How and when should you implement these practices? It is preferable to embed these practices daily and in routines. The more you do these, the more pronounced the benefit is likely to be.
Who should engage in these practices? To promote consistency in practices within ECEC services, it is recommended that at least two educators from each service engage in the program. Preferably, a whole-centre approach will be adopted as additional educators engage in the program. Further benefit would be expected where these practices also occur in the home. These practices have been developed to support educators working with children aged 3-5 years, but could be of interest and benefit to all educators.
Are there any supporting materials for these practices? These principles and practices are supported by a series of nine brief, online professional learning videos (see the PRSIST Talks page) that expand on these principles and practices.
Why do adult practices matter to children’s self-regulation?
Increasingly, children’s self-regulation is being recognised as fundamental to their success in education and later life. Self-regulation refers the capacity to control urges, impulses and natural reactions, as needed, both by stopping something (even if one does not want to stop) or by starting something (even if one does not want to start). By the end of the pre-school years, well-regulated children can wait their turn, resist the temptation to grab a desired object from another child, tidy up after play with little prompting, and persist with a challenging activity. In later life, well-regulated adults (who were often well-regulated children) tend to have finished school, be employed, and have fewer problems with their health, substance abuse, financial difficulties and the law.
When considering the range of early-life factors that can influence children’s developmental trajectories and later-life outcomes, the influential role of adults is clear. While the most significant influence is the home-learning environment and experiences, it is followed closely by the quality of out-of-home early childhood education and care experiences. While much has been written about what constitutes quality, the short story is that adults matter! Many of the things that are important for later life do not develop naturally, but rather benefit from adults’ guidance, modelling, support and instruction.
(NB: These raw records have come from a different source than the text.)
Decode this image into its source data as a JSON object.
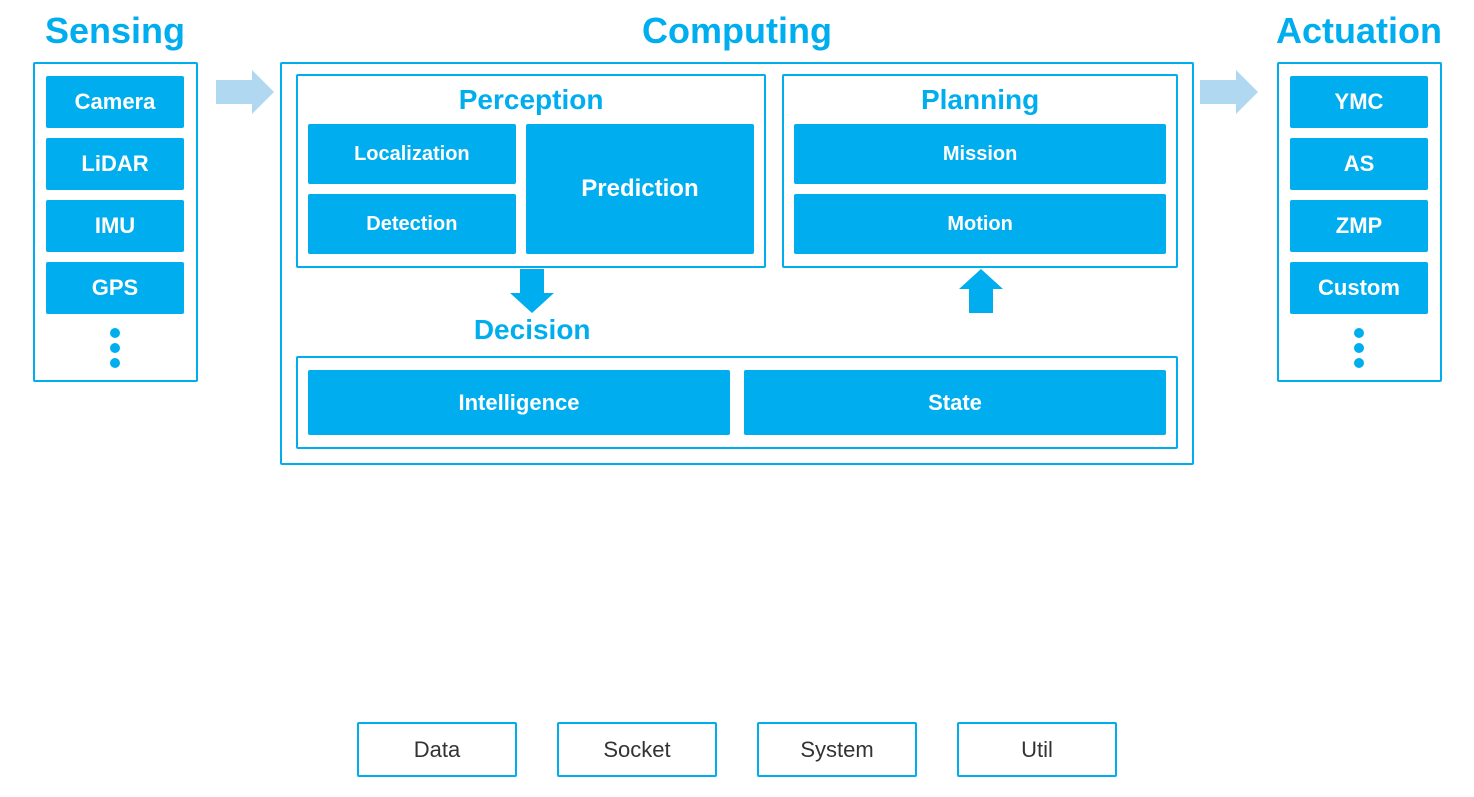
{
  "sensing": {
    "title": "Sensing",
    "items": [
      "Camera",
      "LiDAR",
      "IMU",
      "GPS"
    ]
  },
  "computing": {
    "title": "Computing",
    "perception": {
      "title": "Perception",
      "localization": "Localization",
      "detection": "Detection",
      "prediction": "Prediction"
    },
    "planning": {
      "title": "Planning",
      "mission": "Mission",
      "motion": "Motion"
    },
    "decision": {
      "title": "Decision",
      "intelligence": "Intelligence",
      "state": "State"
    }
  },
  "actuation": {
    "title": "Actuation",
    "items": [
      "YMC",
      "AS",
      "ZMP",
      "Custom"
    ]
  },
  "bottom": {
    "items": [
      "Data",
      "Socket",
      "System",
      "Util"
    ]
  }
}
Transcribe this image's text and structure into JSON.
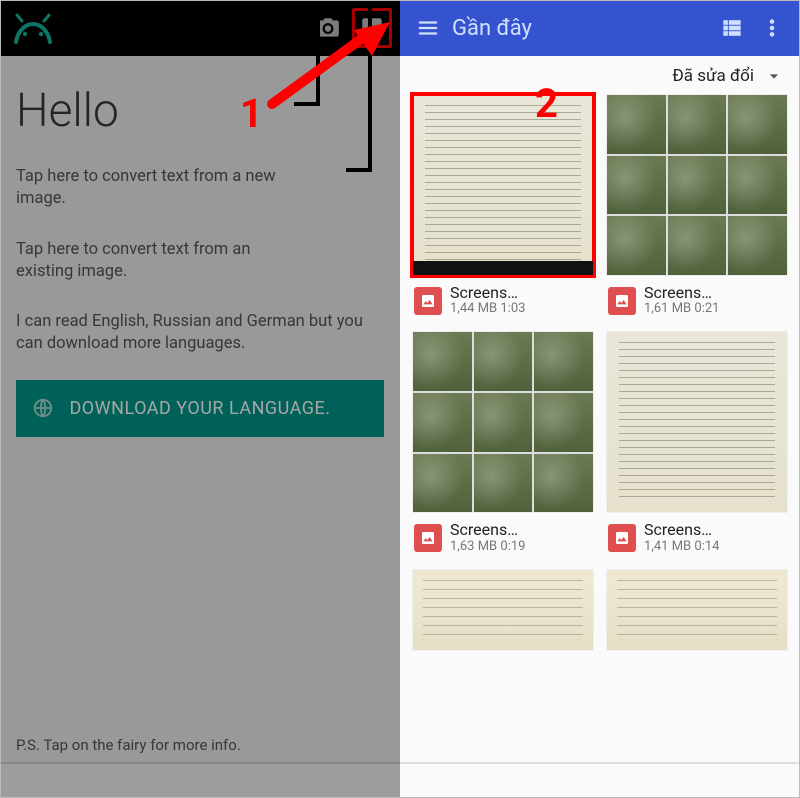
{
  "annotations": {
    "step1": "1",
    "step2": "2"
  },
  "left": {
    "title": "Hello",
    "tip_new_image": "Tap here to convert text from a new image.",
    "tip_existing_image": "Tap here to convert text from an existing image.",
    "languages_note": "I can read English, Russian and German but you can download more languages.",
    "download_button": "DOWNLOAD YOUR LANGUAGE.",
    "postscript": "P.S. Tap on the fairy for more info."
  },
  "right": {
    "header_title": "Gần đây",
    "sort_label": "Đã sửa đổi",
    "files": [
      {
        "name": "Screens…",
        "size": "1,44 MB",
        "time": "1:03",
        "thumb": "page",
        "highlighted": true
      },
      {
        "name": "Screens…",
        "size": "1,61 MB",
        "time": "0:21",
        "thumb": "collage"
      },
      {
        "name": "Screens…",
        "size": "1,63 MB",
        "time": "0:19",
        "thumb": "collage"
      },
      {
        "name": "Screens…",
        "size": "1,41 MB",
        "time": "0:14",
        "thumb": "page"
      }
    ],
    "bottom_thumbs": [
      "paper",
      "paper"
    ]
  },
  "colors": {
    "accent_left": "#009688",
    "accent_right": "#3553cf",
    "annotation": "#ff0000"
  }
}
Children depend on adults to learn to talk, to read, to count ... and, of course, to self-regulate.
Links to the Early Years Learning Framework
Given its significance for children’s development, self-regulation and persistence both feature throughout Australia’s Early Years Learning Framework (EYLF). These terms are explicitly mentioned as sources of evidence within three of the five learning outcomes in the EYLF (Learning Outcomes 1, 3 and 4).